The default yields for each county in Iowa can be found on the Iowa State University Extension Ag Decision Maker Web site, at www.extension.iastate.edu/agdm/. Click on the Farm Bill Information button, then the ACRE calculator icon.

Implications

Figure 1. Potential USDA Payments under ACRE and CCPThe most obvious impact of this ruling is that farmers with yields below the county average in some years can simply elect to use the default yields instead. The farm “trigger” revenue for 2009 will be based on the average of the middle three out of these five yields, multiplied by the average marketing year price for the 2007 and 2008 crops. This means that their “actual” farm revenue in future years will be more likely to fall below the trigger level than if they had used their actual farm yields. It should be remembered, though, that falling below the farm level trigger is only one of the conditions required to be receive an ACRE payment. The state level revenue must also be below the state trigger, and the size of the payments is based on the state level revenue shortfalls.

Once the state level payment per acre is determined, it is adjusted by multiplying by the farm level historic yield as a percent of the state level historic yield. Thus, using the default yields when they are higher than the farm yields can increase farm level payments as well as make it easier to trip the trigger.

Production Documentation

Producers who enroll in ACRE will be asked to certify total bushels harvested for each year from 2004 through 2008 on the FSA unit being enrolled. At a later time, FSA may ask for production evidence to substantiate the certified values. Acceptable documentation includes crop insurance records used to establish the actual production history (APH) yield on that FSA unit, as well as commercial receipts and settlement sheets, load summaries or other evidence of commercial sales. Records used to obtain USDA marketing loans or loan deficiency payments can be used, as well. Crops fed to livestock or disposed of through other channels are more problematic, but can be handled in much that same way that they were in the 2003 farm bill enrollment. It is important that production that was commingled from several FSA units be disaggregated to each farm unit.

Risk Protection

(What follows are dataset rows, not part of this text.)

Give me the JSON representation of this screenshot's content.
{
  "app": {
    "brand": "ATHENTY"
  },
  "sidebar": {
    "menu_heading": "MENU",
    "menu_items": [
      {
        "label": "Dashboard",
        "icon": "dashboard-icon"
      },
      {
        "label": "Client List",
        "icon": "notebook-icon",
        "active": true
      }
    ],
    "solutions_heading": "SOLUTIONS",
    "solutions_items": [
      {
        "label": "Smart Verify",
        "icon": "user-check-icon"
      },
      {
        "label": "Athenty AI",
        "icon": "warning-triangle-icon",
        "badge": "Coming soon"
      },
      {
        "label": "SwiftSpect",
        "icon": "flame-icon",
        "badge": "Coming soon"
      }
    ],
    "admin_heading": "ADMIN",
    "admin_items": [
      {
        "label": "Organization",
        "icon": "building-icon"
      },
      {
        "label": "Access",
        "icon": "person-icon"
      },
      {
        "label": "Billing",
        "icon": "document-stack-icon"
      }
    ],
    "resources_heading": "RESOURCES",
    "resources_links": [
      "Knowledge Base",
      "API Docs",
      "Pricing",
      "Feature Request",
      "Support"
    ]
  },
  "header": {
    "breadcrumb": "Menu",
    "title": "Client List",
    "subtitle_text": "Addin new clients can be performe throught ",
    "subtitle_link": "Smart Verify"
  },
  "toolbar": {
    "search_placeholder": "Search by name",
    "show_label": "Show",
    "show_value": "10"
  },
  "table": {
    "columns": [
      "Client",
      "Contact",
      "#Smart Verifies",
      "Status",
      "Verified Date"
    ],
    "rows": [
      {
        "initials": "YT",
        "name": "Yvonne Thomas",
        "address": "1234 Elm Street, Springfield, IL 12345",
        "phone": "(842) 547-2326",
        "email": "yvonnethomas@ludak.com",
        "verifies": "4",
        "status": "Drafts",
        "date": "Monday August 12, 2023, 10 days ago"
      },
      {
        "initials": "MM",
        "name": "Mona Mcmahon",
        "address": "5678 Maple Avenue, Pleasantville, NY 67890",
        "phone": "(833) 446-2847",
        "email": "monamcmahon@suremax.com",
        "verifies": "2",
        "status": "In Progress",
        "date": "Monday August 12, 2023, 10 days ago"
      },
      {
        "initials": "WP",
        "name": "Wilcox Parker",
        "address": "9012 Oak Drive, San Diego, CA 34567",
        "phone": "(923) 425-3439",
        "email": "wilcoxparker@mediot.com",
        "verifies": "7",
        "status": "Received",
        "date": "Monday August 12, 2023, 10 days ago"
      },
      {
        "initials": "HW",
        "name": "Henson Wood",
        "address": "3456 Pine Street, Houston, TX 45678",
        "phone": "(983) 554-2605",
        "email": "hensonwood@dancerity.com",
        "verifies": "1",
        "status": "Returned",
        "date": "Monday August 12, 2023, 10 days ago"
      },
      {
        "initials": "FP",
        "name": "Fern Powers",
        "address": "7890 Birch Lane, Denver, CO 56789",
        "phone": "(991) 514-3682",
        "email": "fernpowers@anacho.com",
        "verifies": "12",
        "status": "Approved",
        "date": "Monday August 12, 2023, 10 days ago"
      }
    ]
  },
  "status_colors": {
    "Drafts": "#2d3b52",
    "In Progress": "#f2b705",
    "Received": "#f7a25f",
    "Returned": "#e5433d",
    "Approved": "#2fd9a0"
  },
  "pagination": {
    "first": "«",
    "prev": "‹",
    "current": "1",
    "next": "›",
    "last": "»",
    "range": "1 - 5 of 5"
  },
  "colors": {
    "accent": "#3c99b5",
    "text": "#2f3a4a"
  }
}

ACRE is a useful risk management tool in years with low prices or yield problems that affect most of the state. Although there is no guarantee that either of these will happen in the next four years, the potential payoff is large. Figure 1 illustrates the possible size of payments for the 2009 crop for a farm enrolled in ACRE with average yields of 175 bushels per acre for corn and 50 bushels per acre for soybeans, in a 50-50 rotation. Results are shown for different price levels, assuming both the farm and the state have average yields in 2009. Prices are national marketing year cash prices. The payments also include direct payments from USDA. When prices are at $4 for corn and $10 for soybeans or higher, only direct payments are received. Under ACRE, direct payments are reduced by 20 percent compared to the current CCP option.

Under lower price scenarios, ACRE payments make up for lost revenue. Current projections show that with average yields, marketing year prices would have to average under $3.67 for corn and $8.92 for soybeans to trigger ACRE payments. Under the current counter-cyclical program, however, payments do not begin until prices are below $2.35 for corn and $5.36 for soybeans.

Producers have until August 14 to enroll in the DCP program for 2009. If they do not elect ACRE this year, they still have the option to elect it in a future year, through 2012.

 

William Edwards, retired economist. Questions?